__Brief__: Which of the lines in the records below hold the string "colors"? Copy every one of them.

__Data to examine__:
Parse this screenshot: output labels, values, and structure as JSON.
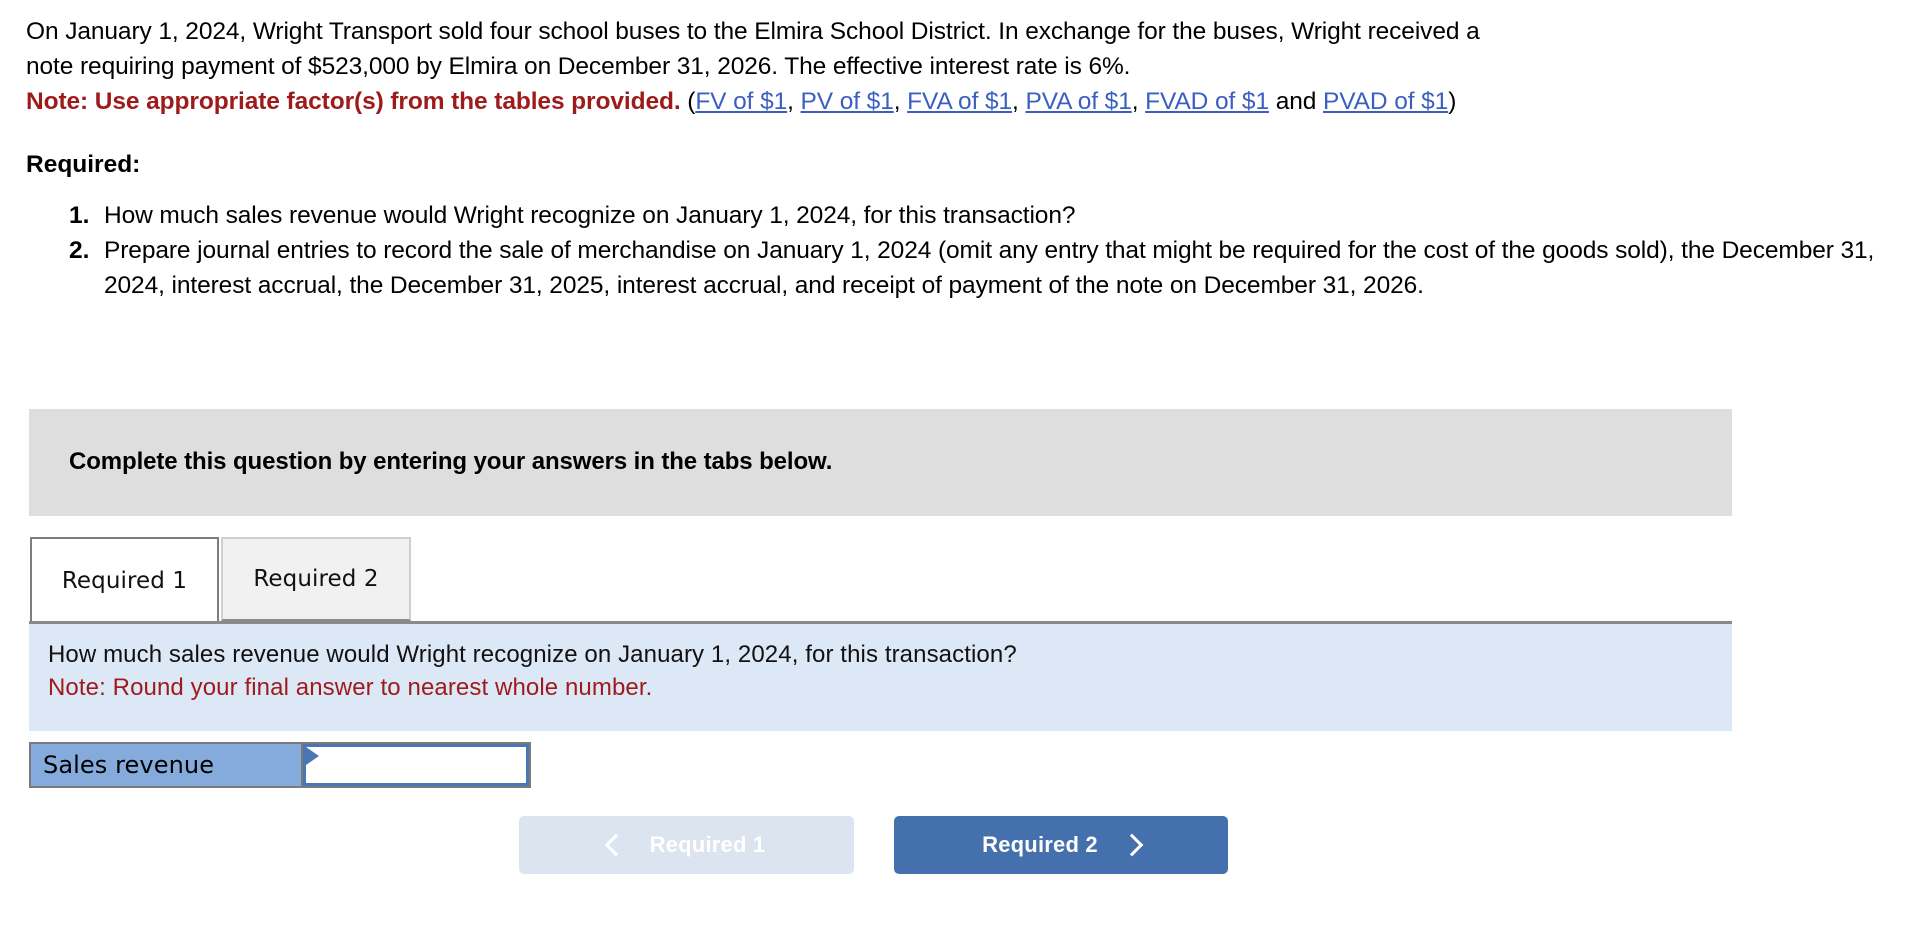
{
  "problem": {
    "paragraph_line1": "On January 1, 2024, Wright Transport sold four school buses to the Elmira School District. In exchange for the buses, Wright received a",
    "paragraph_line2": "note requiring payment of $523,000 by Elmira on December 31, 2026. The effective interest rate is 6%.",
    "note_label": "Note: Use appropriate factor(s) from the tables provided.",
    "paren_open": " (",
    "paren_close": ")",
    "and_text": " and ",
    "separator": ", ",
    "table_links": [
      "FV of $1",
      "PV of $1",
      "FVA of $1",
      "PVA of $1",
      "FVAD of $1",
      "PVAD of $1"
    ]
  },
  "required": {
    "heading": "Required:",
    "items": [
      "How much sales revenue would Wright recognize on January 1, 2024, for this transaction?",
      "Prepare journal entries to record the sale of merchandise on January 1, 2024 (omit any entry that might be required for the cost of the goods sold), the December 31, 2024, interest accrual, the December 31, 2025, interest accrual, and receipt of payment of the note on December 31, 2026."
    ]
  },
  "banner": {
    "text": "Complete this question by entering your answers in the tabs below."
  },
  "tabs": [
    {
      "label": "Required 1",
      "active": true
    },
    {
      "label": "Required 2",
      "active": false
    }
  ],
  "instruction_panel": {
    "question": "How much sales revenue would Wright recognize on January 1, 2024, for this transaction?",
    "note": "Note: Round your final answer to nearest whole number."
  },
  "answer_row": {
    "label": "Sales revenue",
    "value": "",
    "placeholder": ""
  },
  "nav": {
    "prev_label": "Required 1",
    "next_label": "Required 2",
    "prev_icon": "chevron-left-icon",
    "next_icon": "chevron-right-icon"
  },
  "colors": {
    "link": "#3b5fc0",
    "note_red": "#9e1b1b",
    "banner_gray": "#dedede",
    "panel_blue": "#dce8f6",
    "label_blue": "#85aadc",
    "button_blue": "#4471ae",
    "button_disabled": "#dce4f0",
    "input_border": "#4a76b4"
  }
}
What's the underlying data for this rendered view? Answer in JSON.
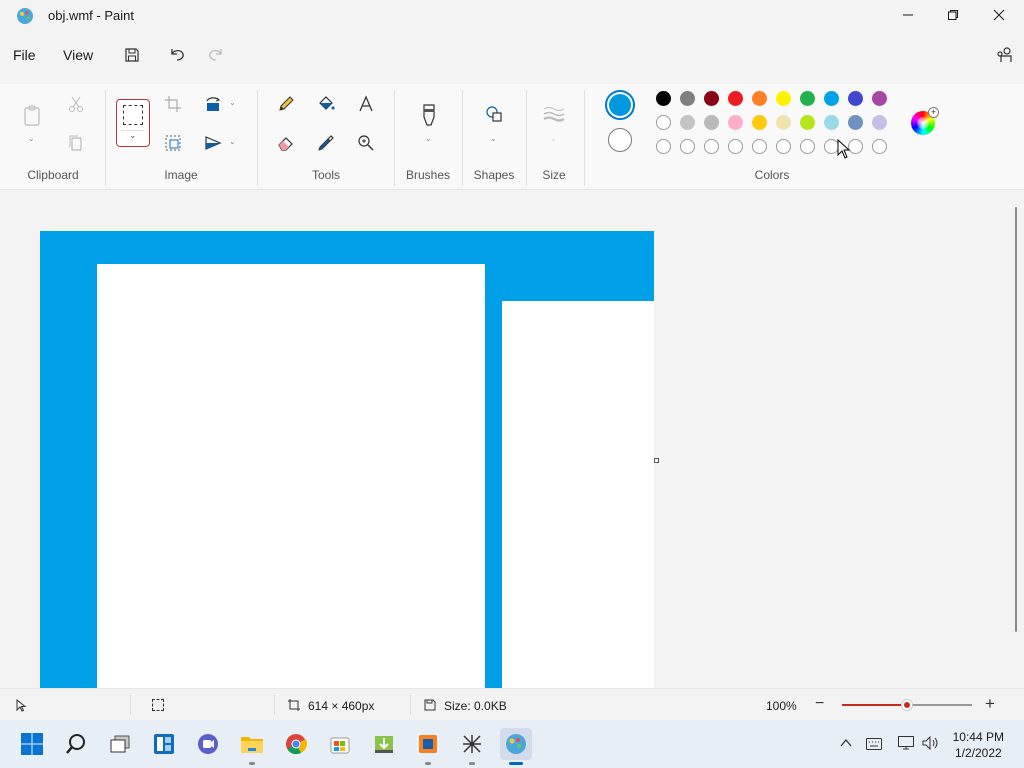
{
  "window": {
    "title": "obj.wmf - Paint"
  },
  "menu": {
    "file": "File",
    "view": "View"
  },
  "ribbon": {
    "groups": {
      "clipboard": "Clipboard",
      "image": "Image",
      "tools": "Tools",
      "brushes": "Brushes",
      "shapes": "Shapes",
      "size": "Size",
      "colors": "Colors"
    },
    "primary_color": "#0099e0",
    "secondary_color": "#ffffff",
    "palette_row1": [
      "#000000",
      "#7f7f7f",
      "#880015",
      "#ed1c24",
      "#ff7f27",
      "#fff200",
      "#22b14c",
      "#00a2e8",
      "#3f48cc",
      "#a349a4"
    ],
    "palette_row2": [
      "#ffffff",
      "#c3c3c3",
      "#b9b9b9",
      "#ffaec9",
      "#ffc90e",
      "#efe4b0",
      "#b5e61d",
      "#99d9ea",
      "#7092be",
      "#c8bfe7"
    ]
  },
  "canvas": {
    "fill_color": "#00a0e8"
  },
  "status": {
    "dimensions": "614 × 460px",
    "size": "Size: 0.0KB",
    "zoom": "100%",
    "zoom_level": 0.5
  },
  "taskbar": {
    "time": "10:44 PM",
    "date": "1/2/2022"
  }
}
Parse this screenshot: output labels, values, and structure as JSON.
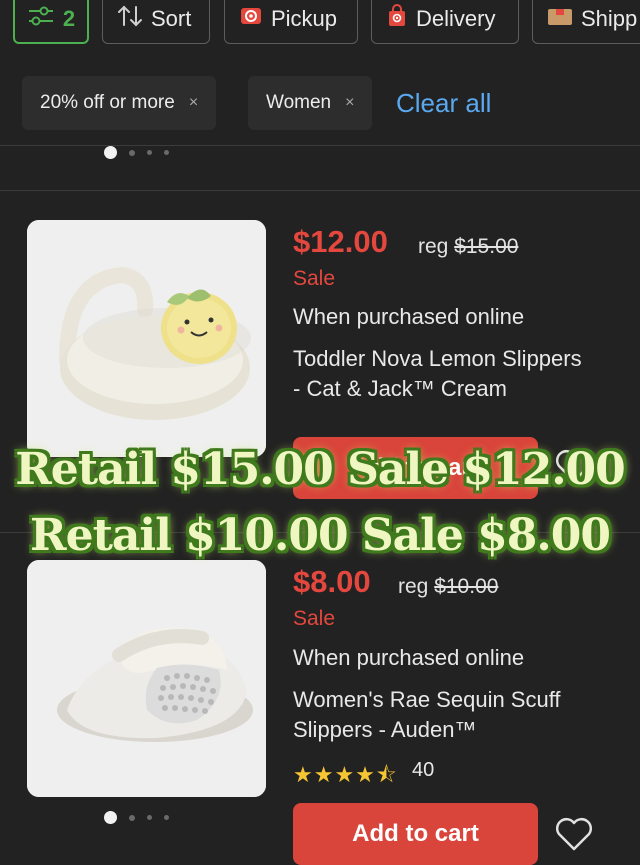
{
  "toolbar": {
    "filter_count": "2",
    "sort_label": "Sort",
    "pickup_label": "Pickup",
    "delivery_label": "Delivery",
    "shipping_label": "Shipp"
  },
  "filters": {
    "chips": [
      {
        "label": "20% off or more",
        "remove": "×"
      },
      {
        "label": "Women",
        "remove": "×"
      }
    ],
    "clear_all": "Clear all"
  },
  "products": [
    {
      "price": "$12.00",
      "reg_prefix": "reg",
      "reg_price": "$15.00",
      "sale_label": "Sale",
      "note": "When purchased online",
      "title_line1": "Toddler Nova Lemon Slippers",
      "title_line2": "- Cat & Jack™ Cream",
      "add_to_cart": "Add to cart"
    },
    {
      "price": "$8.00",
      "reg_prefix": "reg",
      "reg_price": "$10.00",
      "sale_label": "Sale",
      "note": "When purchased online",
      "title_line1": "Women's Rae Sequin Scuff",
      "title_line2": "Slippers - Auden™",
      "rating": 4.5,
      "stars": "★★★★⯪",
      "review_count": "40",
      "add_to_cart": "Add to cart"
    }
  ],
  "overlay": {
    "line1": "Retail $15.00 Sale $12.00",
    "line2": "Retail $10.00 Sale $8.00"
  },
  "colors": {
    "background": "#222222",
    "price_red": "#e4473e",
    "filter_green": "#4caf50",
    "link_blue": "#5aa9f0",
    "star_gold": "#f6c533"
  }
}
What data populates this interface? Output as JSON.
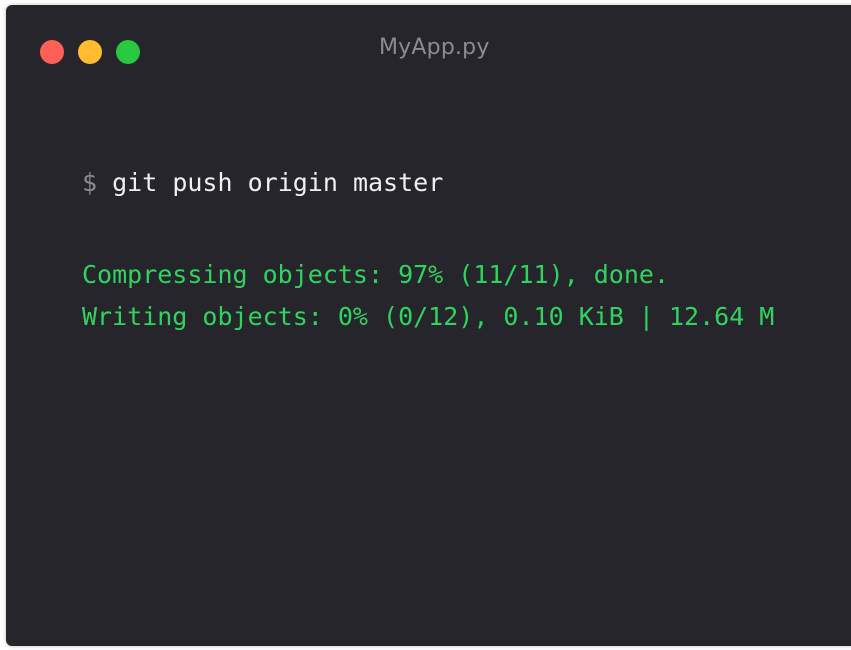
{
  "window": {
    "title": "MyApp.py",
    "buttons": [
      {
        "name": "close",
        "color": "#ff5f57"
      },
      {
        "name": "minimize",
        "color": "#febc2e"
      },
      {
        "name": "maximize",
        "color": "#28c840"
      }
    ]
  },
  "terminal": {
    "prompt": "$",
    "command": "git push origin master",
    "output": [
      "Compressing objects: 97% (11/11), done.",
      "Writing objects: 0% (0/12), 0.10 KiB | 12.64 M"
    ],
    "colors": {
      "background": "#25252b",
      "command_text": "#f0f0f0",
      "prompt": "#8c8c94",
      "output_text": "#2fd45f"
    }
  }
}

__Exercise response__:
  "colors": {
      "colors": "Colors"
  "colors": {
    "colors": {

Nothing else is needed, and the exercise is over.